WHEELING - For GreenHunter Water, it appears the third time could be the charm.
After several months of public back-and-forth between company officials and Wheeling Planning commissioners, including two previous public meetings where the matter had been tabled, GreenHunter Water believes it has finally complied with the requirements established by the Wheeling Planning Commission for its site plan to be approved.
The company is seeking to recycle hydraulic fracturing wastewater at a plant off W.Va. 2 in Warwood. Having the site plan approved would allow the company to proceed with its plans to open the facility.
Photo by Casey Junkins
Tom Connelly, assistant director of the Wheeling Economic and Community Development Department, reviews plans for GreenHunter Water’s Warwood natural gas frack water recycling plant.
Commissioners get the final say on the project during the 5 p.m. Monday meeting inside Wheeling City Council Chambers.
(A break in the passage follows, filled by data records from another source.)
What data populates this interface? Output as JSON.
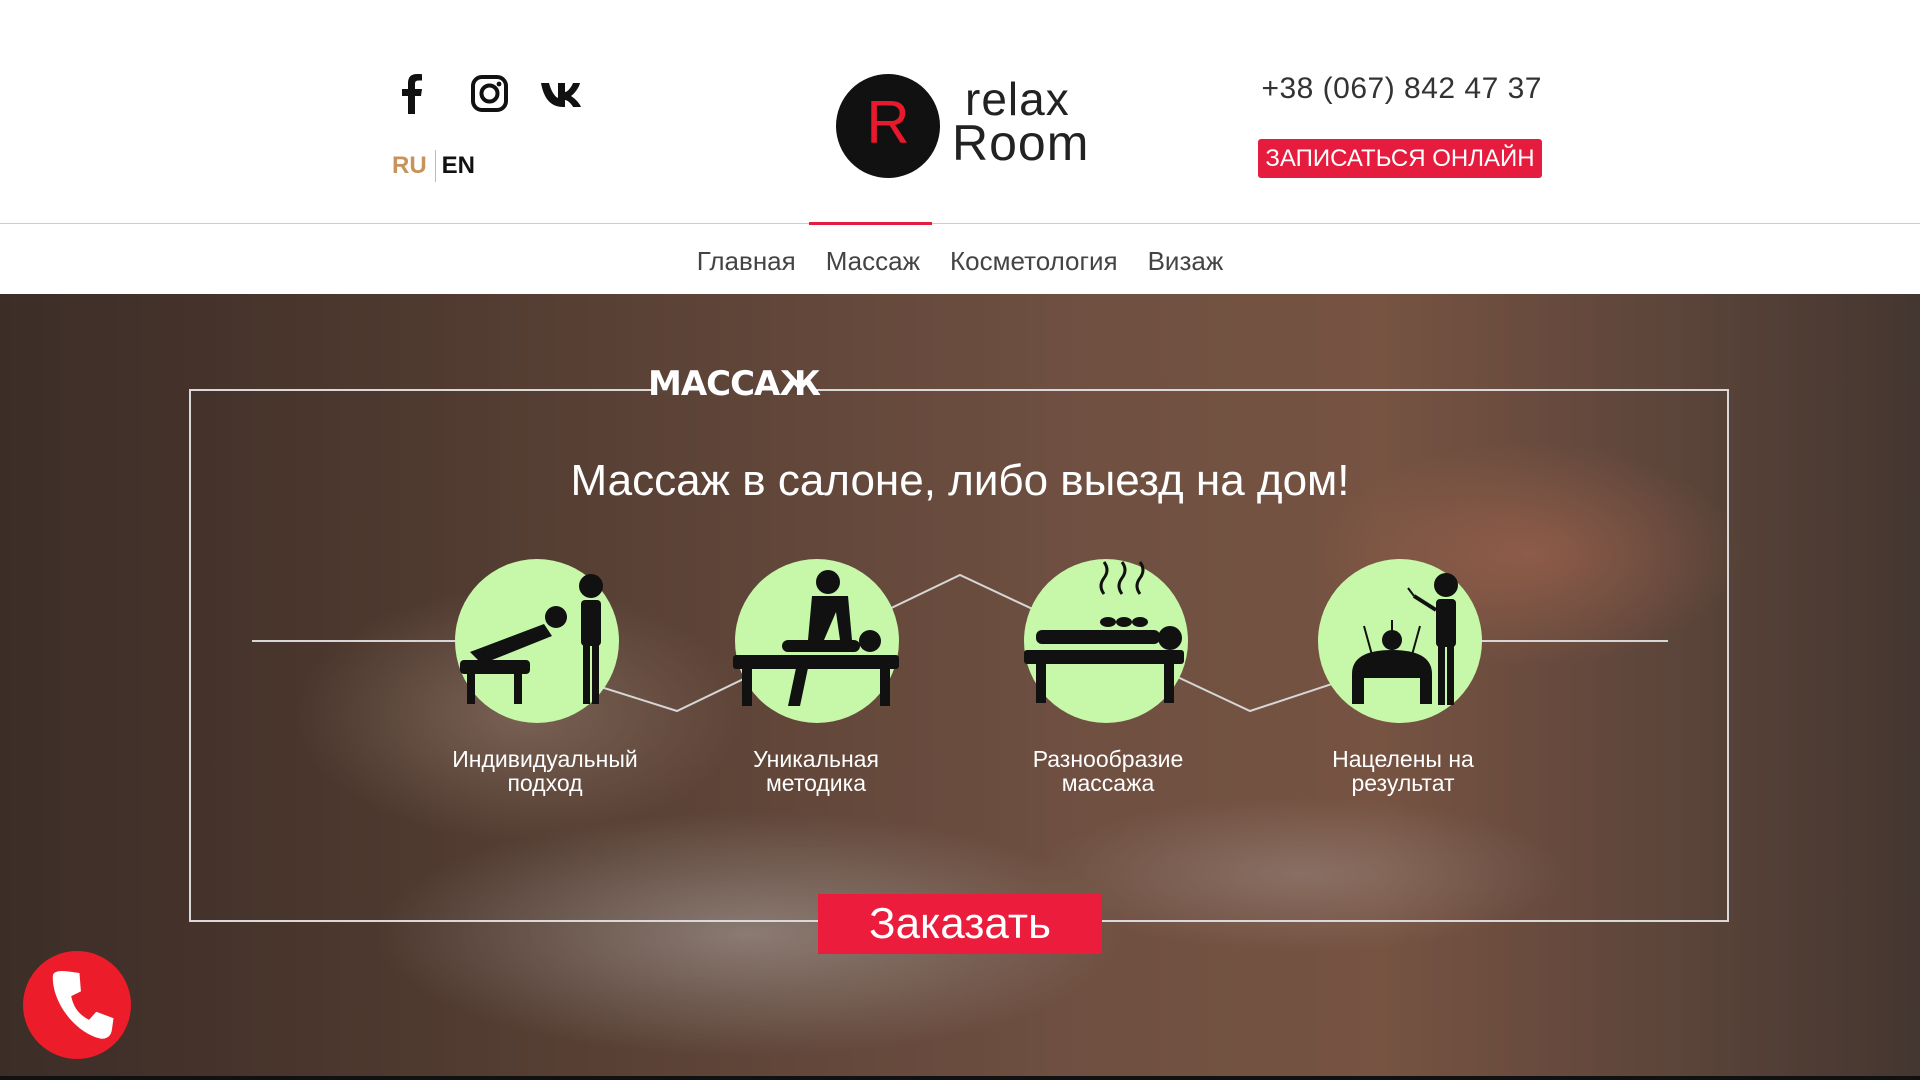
{
  "header": {
    "social": [
      {
        "name": "facebook-icon"
      },
      {
        "name": "instagram-icon"
      },
      {
        "name": "vk-icon"
      }
    ],
    "lang": {
      "ru": "RU",
      "en": "EN",
      "active": "RU"
    },
    "logo": {
      "letter": "R",
      "word1": "relax",
      "word2": "Room"
    },
    "phone": "+38 (067) 842 47 37",
    "signup_label": "ЗАПИСАТЬСЯ ОНЛАЙН"
  },
  "nav": {
    "items": [
      "Главная",
      "Массаж",
      "Косметология",
      "Визаж"
    ],
    "active": "Массаж"
  },
  "hero": {
    "section_title": "МАССАЖ",
    "subtitle": "Массаж в салоне, либо выезд на дом!",
    "features": [
      {
        "line1": "Индивидуальный",
        "line2": "подход",
        "icon": "leaning-massage-icon"
      },
      {
        "line1": "Уникальная",
        "line2": "методика",
        "icon": "back-massage-icon"
      },
      {
        "line1": "Разнообразие",
        "line2": "массажа",
        "icon": "hot-stone-massage-icon"
      },
      {
        "line1": "Нацелены на",
        "line2": "результат",
        "icon": "acupuncture-icon"
      }
    ],
    "order_label": "Заказать"
  },
  "colors": {
    "accent": "#e61c3f",
    "lang_active": "#c8935b",
    "icon_circle": "#c7f7a8"
  }
}
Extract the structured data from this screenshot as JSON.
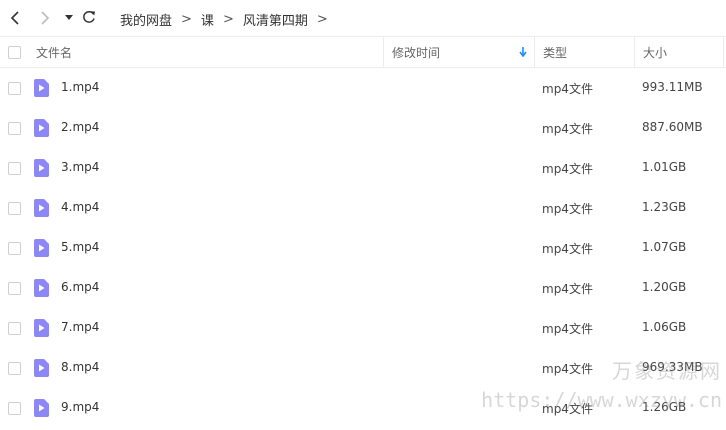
{
  "breadcrumb": [
    "我的网盘",
    "课",
    "风清第四期"
  ],
  "breadcrumb_separator": ">",
  "columns": {
    "name": "文件名",
    "modified": "修改时间",
    "type": "类型",
    "size": "大小"
  },
  "files": [
    {
      "name": "1.mp4",
      "type": "mp4文件",
      "size": "993.11MB"
    },
    {
      "name": "2.mp4",
      "type": "mp4文件",
      "size": "887.60MB"
    },
    {
      "name": "3.mp4",
      "type": "mp4文件",
      "size": "1.01GB"
    },
    {
      "name": "4.mp4",
      "type": "mp4文件",
      "size": "1.23GB"
    },
    {
      "name": "5.mp4",
      "type": "mp4文件",
      "size": "1.07GB"
    },
    {
      "name": "6.mp4",
      "type": "mp4文件",
      "size": "1.20GB"
    },
    {
      "name": "7.mp4",
      "type": "mp4文件",
      "size": "1.06GB"
    },
    {
      "name": "8.mp4",
      "type": "mp4文件",
      "size": "969.33MB"
    },
    {
      "name": "9.mp4",
      "type": "mp4文件",
      "size": "1.26GB"
    }
  ],
  "watermark": {
    "line1": "万象资源网",
    "line2": "https://www.wxzyw.cn"
  },
  "icons": {
    "back": "chevron-left-icon",
    "forward": "chevron-right-icon",
    "history": "caret-down-icon",
    "refresh": "refresh-icon",
    "sort": "arrow-down-icon",
    "file": "video-file-icon"
  },
  "colors": {
    "accent": "#1a8cff",
    "file_icon": "#8c87f2"
  }
}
During both the July and June meetings, commissioners declined to consider GreenHunter's application because they required additional information from the company.
"We have our ducks all in a row," Jonathan Hoopes, interim chief executive officer and president of GreenHunter, said.
In July, planning Commissioners Barry Crow, James Mauck, John Clarke, Thomas McCulloch, Don Atkinson and Russell Jebbia voted 6-0 to table GreenHunter's site plan, noting the company had not provided adequate information.
In requesting additional information from GreenHunter, commissioners required the following:
"We have submitted everything that the city of Wheeling has requested. We are hopeful that we will receive a positive response from the Planning Commission Monday," said John Jack, vice president of business development and operations for GreenHunter.
Tom Connelly, assistant director of the Wheeling Economic and Community Development Department, agreed the company appears to have met the requirements. He said he has received letters from the Department of Transportation, as well as the Division of Air Quality and the Division of Water and Waste Management, which are both divisions of the Department of Environmental Protection.
"We also received a letter from GreenHunter's attorney stating that the Nuclear Regulatory Commission does not oversee the operations," Connelly said.
Connelly also said GreenHunter submitted a revised site plan that no longer mentions "Phase 2" or "barging."
"We were also concerned about the lighting issues, but they seem to have addressed that," Connelly added, though noting the commission still gets the final vote.
The "Phase 2" represents GreenHunter's desire to eventually transport its fracking waste by barge. Several federal agencies, including the U.S. Coast Guard, Environmental Protection Agency, Department of Transportation, Department of Energy and the Office of Management and Budget, continue to review whether fracking waste can be shipped on inland waterways via barge. Jack contends there is less chance of an accident on the Ohio River compared to roadways.
DEP spokeswoman Kathy Cosco has said until the plant is operational, her agency probably would not have any involvement. Since the company is not seeking to drill or discharge from the Warwood site, she is not sure the agency will be involved with the project at all.
Jack said the he believes the DEP will do a "walk-through" inspection once the plant is completed.
Though radium, uranium and radon are considered radioactive, Jack has said these elements will be minuscule in volume at the Warwood plant. He also said the company's workers will wear radiation detectors while on the job.